folder (typically named cgi-bin). That way you will know what is executed on the server. The alternative solution is to
enable script execution across the web server tree, but then it is impossible to control script execution; a developer
may install a script you may not know about. To allow execution of scripts in the /var/www/cgi-bin directory, include
the following <Directory> directive in the configuration file:
<Directory /var/www/cgi-bin>
Options ExecCGI
SetHandler cgi-script
</Directory>
An alternative is to use the ScriptAlias directive, which has a similar effect:
ScriptAlias /cgi-bin/ /var/www/cgi-bin/
There is a subtle but important difference between these two approaches. In the first approach, you are setting the
configuration for a directory directly. In the second, a virtual directory is created and configured, and the original
directory is still left without a configuration. In the examples above, there is no difference because the names of the
two directories are the same, and the virtual directory effectively hides the real one. But if the name of the virtual
directory is different (e.g., my-cgi-bin/), the real directory will remain visible under its own name and you would end
up with one web site directory where files are treated like scripts (my-cgi-bin/) and with one where files are treated
as files (cgi-bin/). Someone could download the source code of all scripts from the latter. Using the <Directory>
directive approach is recommended when the directory with scripts is under the web server tree. In other cases, you
may use ScriptAlias safely.
2.2.5. Logging
Having a record of web server activity is of utmost importance. Logs tell you which content is popular and whether
your server is underutilized, overutilized, misconfigured, or misused. This subject is so important that a complete
chapter is dedicated to it. Here I will only bring your attention to two details: explaining how to configure logging and
how not to lose valuable information. It is not important to understand all of the meaning of logging directives at this
point. When you are ready, proceed to Chapter 8
for a full coverage.
Two types of logs exist. The access log is a record of all requests sent to a particular web server or web site.
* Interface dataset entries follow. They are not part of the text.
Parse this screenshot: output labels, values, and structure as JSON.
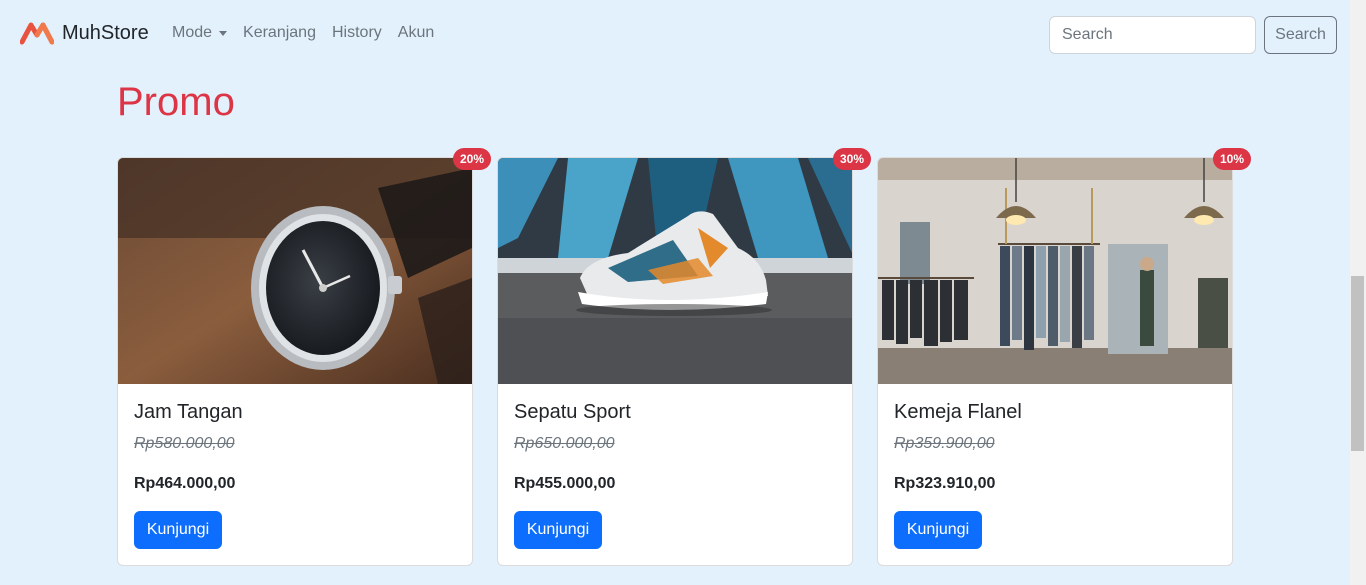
{
  "navbar": {
    "brand": "MuhStore",
    "items": [
      {
        "label": "Mode"
      },
      {
        "label": "Keranjang"
      },
      {
        "label": "History"
      },
      {
        "label": "Akun"
      }
    ],
    "search_placeholder": "Search",
    "search_button": "Search"
  },
  "promo": {
    "title": "Promo",
    "products": [
      {
        "name": "Jam Tangan",
        "discount": "20%",
        "old_price": "Rp580.000,00",
        "price": "Rp464.000,00",
        "button": "Kunjungi",
        "image_icon": "watch-icon"
      },
      {
        "name": "Sepatu Sport",
        "discount": "30%",
        "old_price": "Rp650.000,00",
        "price": "Rp455.000,00",
        "button": "Kunjungi",
        "image_icon": "shoe-icon"
      },
      {
        "name": "Kemeja Flanel",
        "discount": "10%",
        "old_price": "Rp359.900,00",
        "price": "Rp323.910,00",
        "button": "Kunjungi",
        "image_icon": "clothing-store-icon"
      }
    ]
  },
  "colors": {
    "background": "#e3f1fd",
    "primary": "#0d6efd",
    "danger": "#dc3545",
    "brand_logo": "#e8533f"
  }
}
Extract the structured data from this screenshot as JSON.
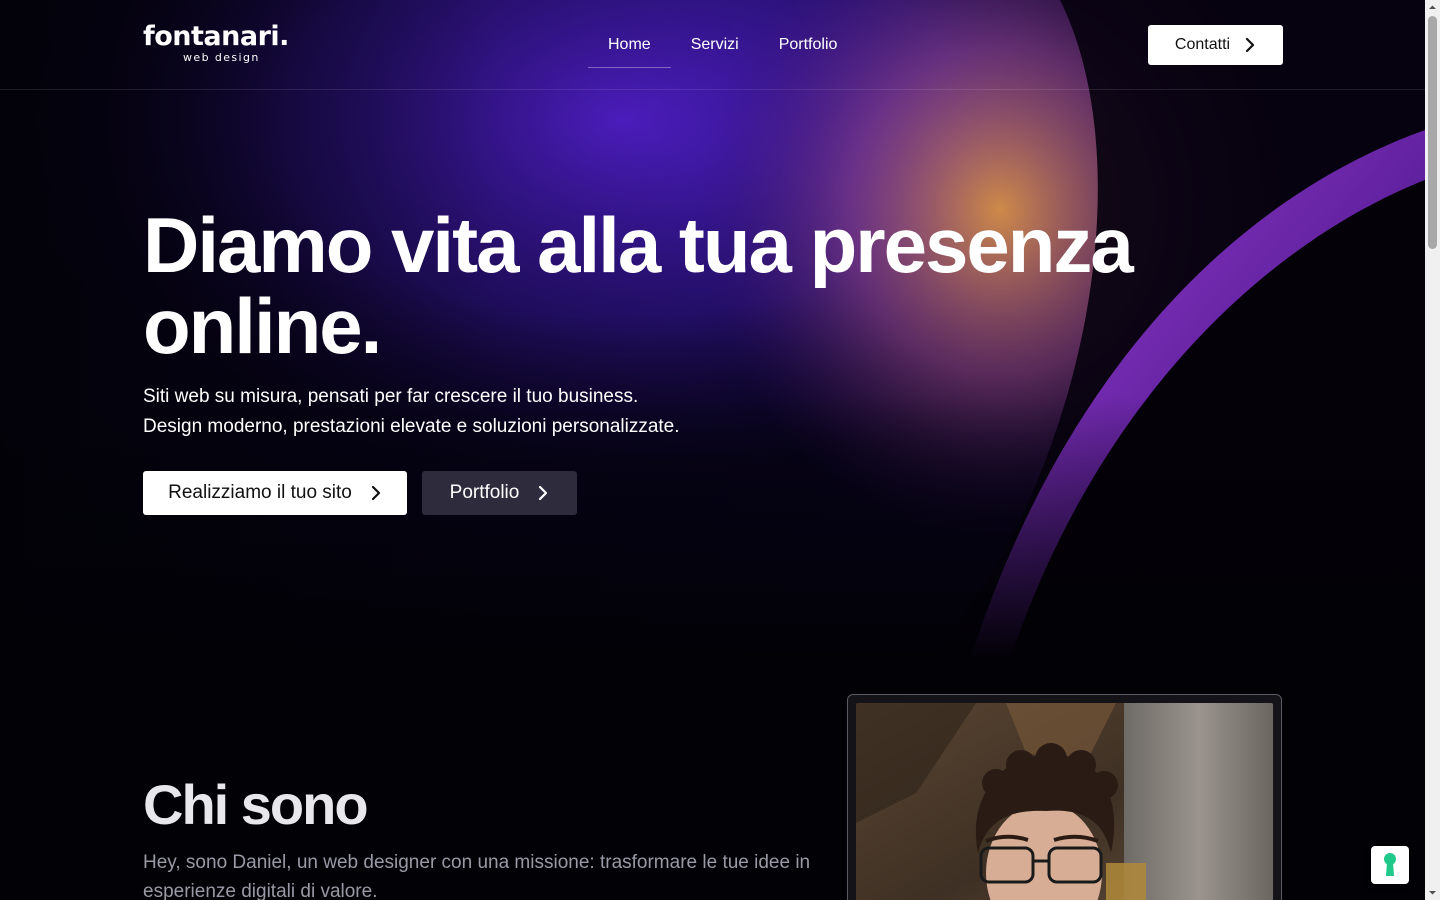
{
  "brand": {
    "name": "fontanari.",
    "tagline": "web design"
  },
  "nav": {
    "items": [
      {
        "label": "Home",
        "active": true
      },
      {
        "label": "Servizi",
        "active": false
      },
      {
        "label": "Portfolio",
        "active": false
      }
    ],
    "cta_label": "Contatti"
  },
  "hero": {
    "title": "Diamo vita alla tua presenza online.",
    "subtitle_lines": [
      "Siti web su misura, pensati per far crescere il tuo business.",
      "Design moderno, prestazioni elevate e soluzioni personalizzate."
    ],
    "primary_button": "Realizziamo il tuo sito",
    "secondary_button": "Portfolio"
  },
  "about": {
    "title": "Chi sono",
    "text": "Hey, sono Daniel, un web designer con una missione: trasformare le tue idee in esperienze digitali di valore."
  },
  "icons": {
    "button_arrow": "chevron-right-icon",
    "widget": "keyhole-icon"
  },
  "colors": {
    "background": "#020106",
    "accent_purple": "#4a1fc9",
    "accent_orange": "#c8874a",
    "widget_icon": "#1fc98a"
  }
}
To
create an access log, you need two steps. First, use the LogFormat directive to define a logging format. Then, use the
CustomLog directive to create an access log in that format:
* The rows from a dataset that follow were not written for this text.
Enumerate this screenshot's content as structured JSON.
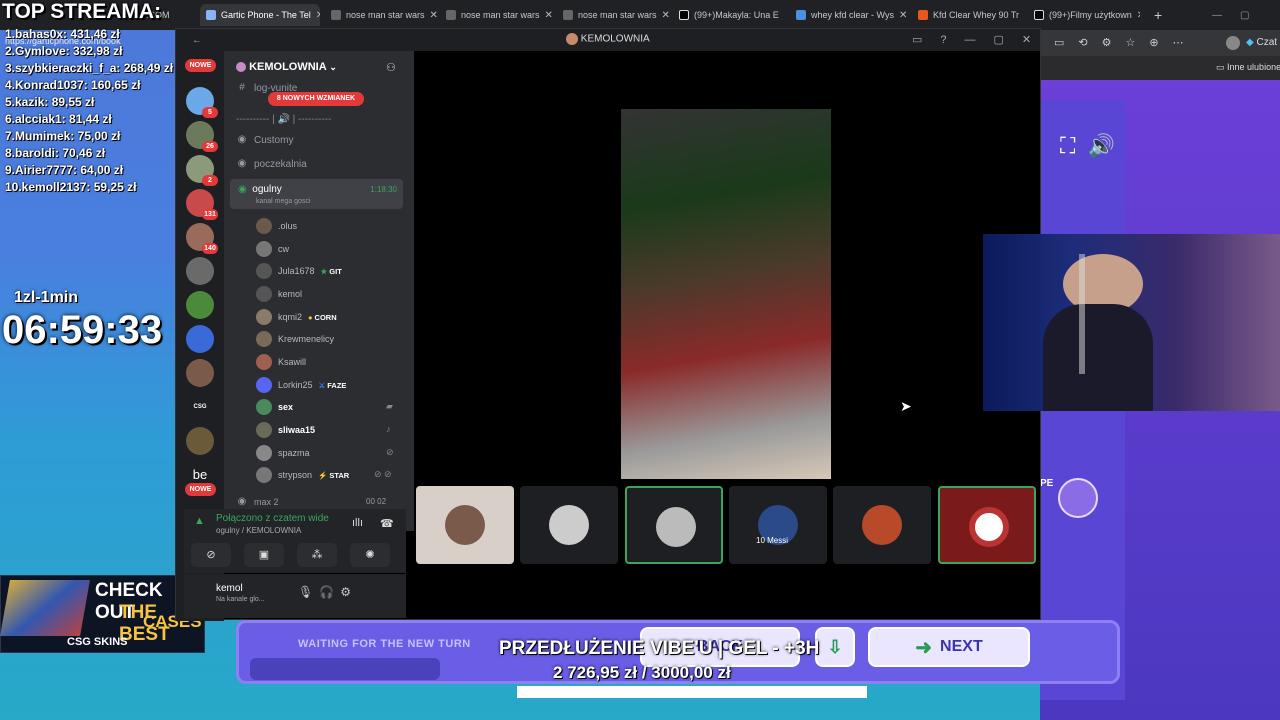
{
  "browser": {
    "tabs": [
      {
        "label": ".COM"
      },
      {
        "label": "Gartic Phone - The Tel"
      },
      {
        "label": "nose man star wars"
      },
      {
        "label": "nose man star wars"
      },
      {
        "label": "nose man star wars"
      },
      {
        "label": "(99+)Makayla: Una E"
      },
      {
        "label": "whey kfd clear - Wys"
      },
      {
        "label": "Kfd Clear Whey 90 Tr"
      },
      {
        "label": "(99+)Filmy użytkown"
      }
    ],
    "url": "https://garticphone.com/book",
    "bookmark": "Inne ulubione",
    "profile_label": "Czat"
  },
  "overlay": {
    "title": "TOP STREAMA:",
    "donors": [
      "1.bahas0x: 431,46 zł",
      "2.Gymlove: 332,98 zł",
      "3.szybkieraczki_f_a: 268,49 zł",
      "4.Konrad1037: 160,65 zł",
      "5.kazik: 89,55 zł",
      "6.alcciak1: 81,44 zł",
      "7.Mumimek: 75,00 zł",
      "8.baroldi: 70,46 zł",
      "9.Airier7777: 64,00 zł",
      "10.kemoll2137: 59,25 zł"
    ],
    "rate": "1zl-1min",
    "timer": "06:59:33",
    "ad_line1": "CHECK OUT",
    "ad_line2": "THE BEST",
    "ad_line3": "CASES",
    "ad_brand": "CSG SKINS",
    "prolong": "PRZEDŁUŻENIE VIBE'U | GEL - +3H",
    "goal": "2 726,95 zł  /  3000,00 zł",
    "goal_progress": 0.909
  },
  "discord": {
    "window_title": "KEMOLOWNIA",
    "server_name": "KEMOLOWNIA",
    "mention_banner": "8 NOWYCH WZMIANEK",
    "nowe": "NOWE",
    "servers": [
      {
        "badge": "5"
      },
      {
        "badge": "26"
      },
      {
        "badge": "2"
      },
      {
        "badge": "131"
      },
      {
        "badge": "140"
      },
      {
        "badge": ""
      },
      {
        "badge": ""
      },
      {
        "badge": ""
      },
      {
        "badge": ""
      },
      {
        "badge": "CSG SKINS"
      },
      {
        "badge": ""
      },
      {
        "badge": "be"
      }
    ],
    "channels": [
      {
        "name": "log-vunite",
        "type": "text"
      },
      {
        "name": "---------- | 🔊 | ----------",
        "type": "category"
      },
      {
        "name": "Customy",
        "type": "voice"
      },
      {
        "name": "poczekalnia",
        "type": "voice"
      },
      {
        "name": "ogulny",
        "type": "voice",
        "active": true,
        "time": "1:18:30",
        "subtitle": "kanal mega gosci"
      }
    ],
    "members": [
      {
        "name": ".olus"
      },
      {
        "name": "cw"
      },
      {
        "name": "Jula1678",
        "tag": "GIT"
      },
      {
        "name": "kemol"
      },
      {
        "name": "kqmi2",
        "tag": "CORN"
      },
      {
        "name": "Krewmenelicy"
      },
      {
        "name": "Ksawill"
      },
      {
        "name": "Lorkin25",
        "tag": "FAZE"
      },
      {
        "name": "sex",
        "bold": true
      },
      {
        "name": "sliwaa15",
        "bold": true
      },
      {
        "name": "spazma"
      },
      {
        "name": "strypson",
        "tag": "STAR"
      }
    ],
    "next_channel": "max 2",
    "next_channel_time": "00 02",
    "voice_status": "Połączono z czatem wide",
    "voice_location": "ogulny / KEMOLOWNIA",
    "user_name": "kemol",
    "user_status": "Na kanale glo...",
    "tiles": [
      {
        "label": ""
      },
      {
        "label": ""
      },
      {
        "label": ""
      },
      {
        "label": "10 Messi"
      },
      {
        "label": ""
      },
      {
        "label": ""
      }
    ]
  },
  "game": {
    "waiting": "WAITING FOR THE NEW TURN",
    "back": "BACK",
    "next": "NEXT",
    "pe": "PE"
  }
}
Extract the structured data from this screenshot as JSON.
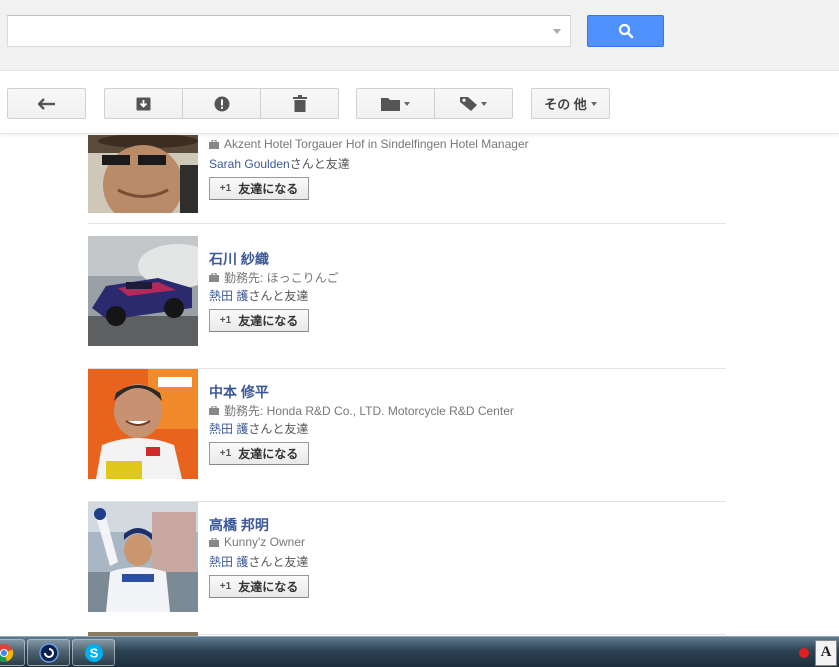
{
  "search": {
    "value": "",
    "placeholder": ""
  },
  "toolbar": {
    "buttons": [
      {
        "icon": "reply-back-icon"
      },
      {
        "icon": "archive-icon"
      },
      {
        "icon": "report-spam-icon"
      },
      {
        "icon": "trash-icon"
      },
      {
        "icon": "folder-icon"
      },
      {
        "icon": "label-tag-icon"
      }
    ],
    "more_label": "その 他"
  },
  "people": [
    {
      "name": "",
      "work": "Akzent Hotel Torgauer Hof in Sindelfingen Hotel Manager",
      "mutual_friend": "Sarah Goulden",
      "mutual_suffix": "さんと友達",
      "button_label": "友達になる",
      "button_plus": "+1"
    },
    {
      "name": "石川 紗織",
      "work": "勤務先: ほっこりんご",
      "mutual_friend": "熱田 護",
      "mutual_suffix": "さんと友達",
      "button_label": "友達になる",
      "button_plus": "+1"
    },
    {
      "name": "中本 修平",
      "work": "勤務先: Honda R&D Co., LTD. Motorcycle R&D Center",
      "mutual_friend": "熱田 護",
      "mutual_suffix": "さんと友達",
      "button_label": "友達になる",
      "button_plus": "+1"
    },
    {
      "name": "高橋 邦明",
      "work": "Kunny'z Owner",
      "mutual_friend": "熱田 護",
      "mutual_suffix": "さんと友達",
      "button_label": "友達になる",
      "button_plus": "+1"
    }
  ],
  "taskbar": {
    "items": [
      "chrome-icon",
      "app-circle-icon",
      "skype-icon"
    ],
    "ime_label": "A"
  },
  "colors": {
    "search_button": "#4d90fe",
    "link_blue": "#3b5998",
    "gray_text": "#777777"
  }
}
LogFormat "%h %l %u %t \"%r\" %>s %b \"%{Referer}i\" \"%{User-Agent}i\
"" combined
CustomLog /var/www/logs/access_log combined
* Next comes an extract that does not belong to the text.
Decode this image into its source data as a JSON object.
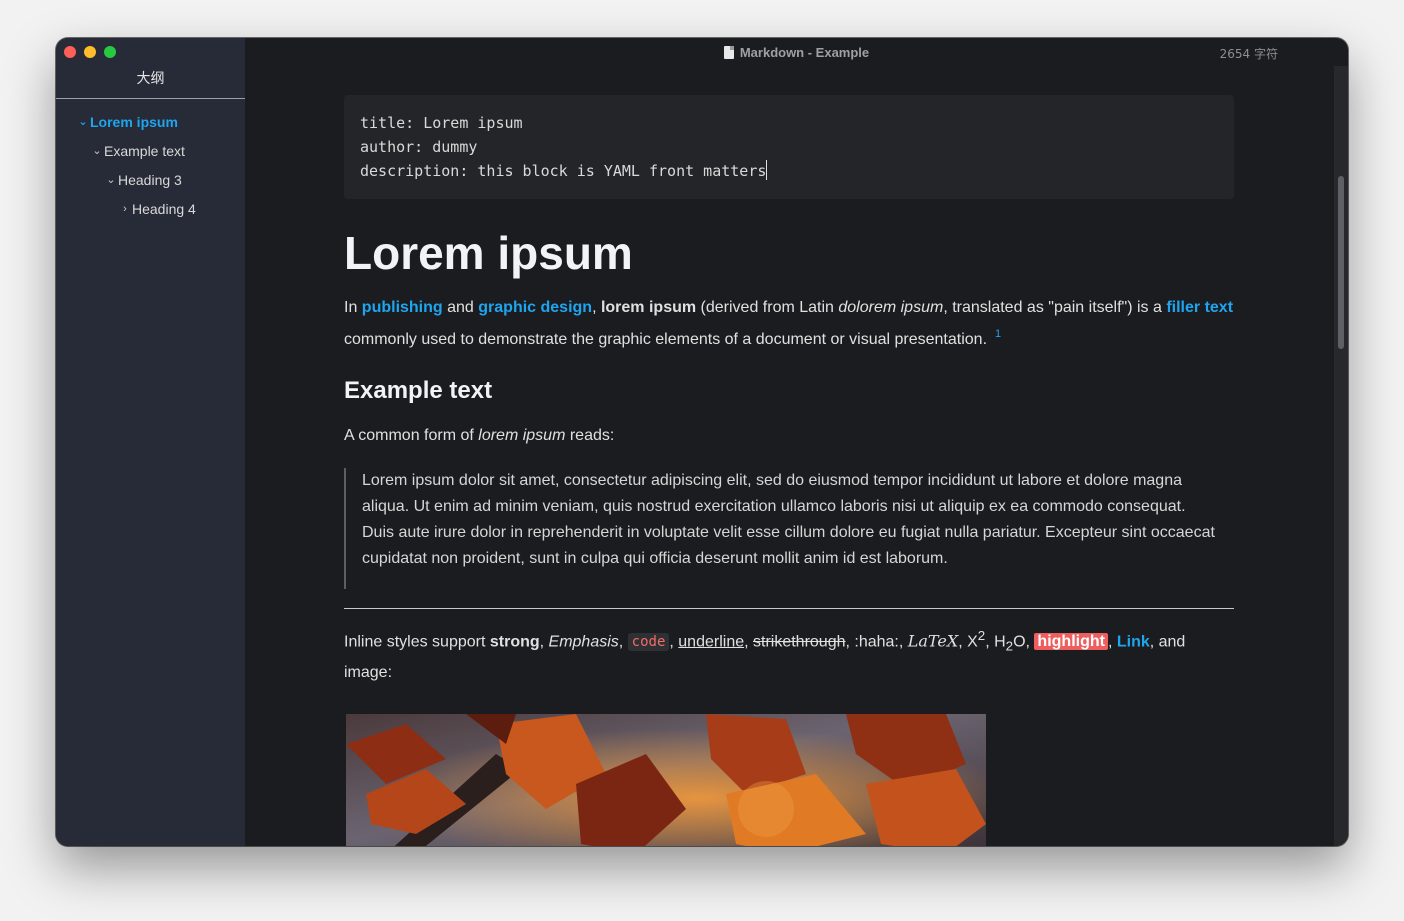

The error log contains a record of all system events (such as web server startup and shutdown) and a record of
errors that occurred during request processing. For example, a request for a resource that does not exist generates an
HTTP 404 response for the client, one entry in the access log, and one entry in the error log. Two directives are
required to set up the error log, just as for the access log. The following LogLevel directive increases the logging detail
from a default value of notice to info. The ErrorLog directive creates the actual log file:
LogLevel info
ErrorLog /var/www/logs/error_log
2.2.6. Setting Server Configuration Limits
Though you are not likely to fine-tune the server during installation, you must be aware of the existence of server
limits and the way they are configured. Incorrectly configured limits make a web server an easy target for attacks (see
Chapter 5
). The following configuration directives all show default Apache configuration values and define how long
the server will wait for a slow client:
# wait up to 300 seconds for slow clients
TimeOut 300
# allow connections to be reused between requests
KeepAlive On
# allow a maximum of 100 requests per connection
MaxKeepAliveRequests 100
# wait up to 15 seconds for the next
# request on an open connection
KeepAliveTimeout 15
The default value for the connection timeout (300 seconds) is too high. You can safely reduce it below 60 seconds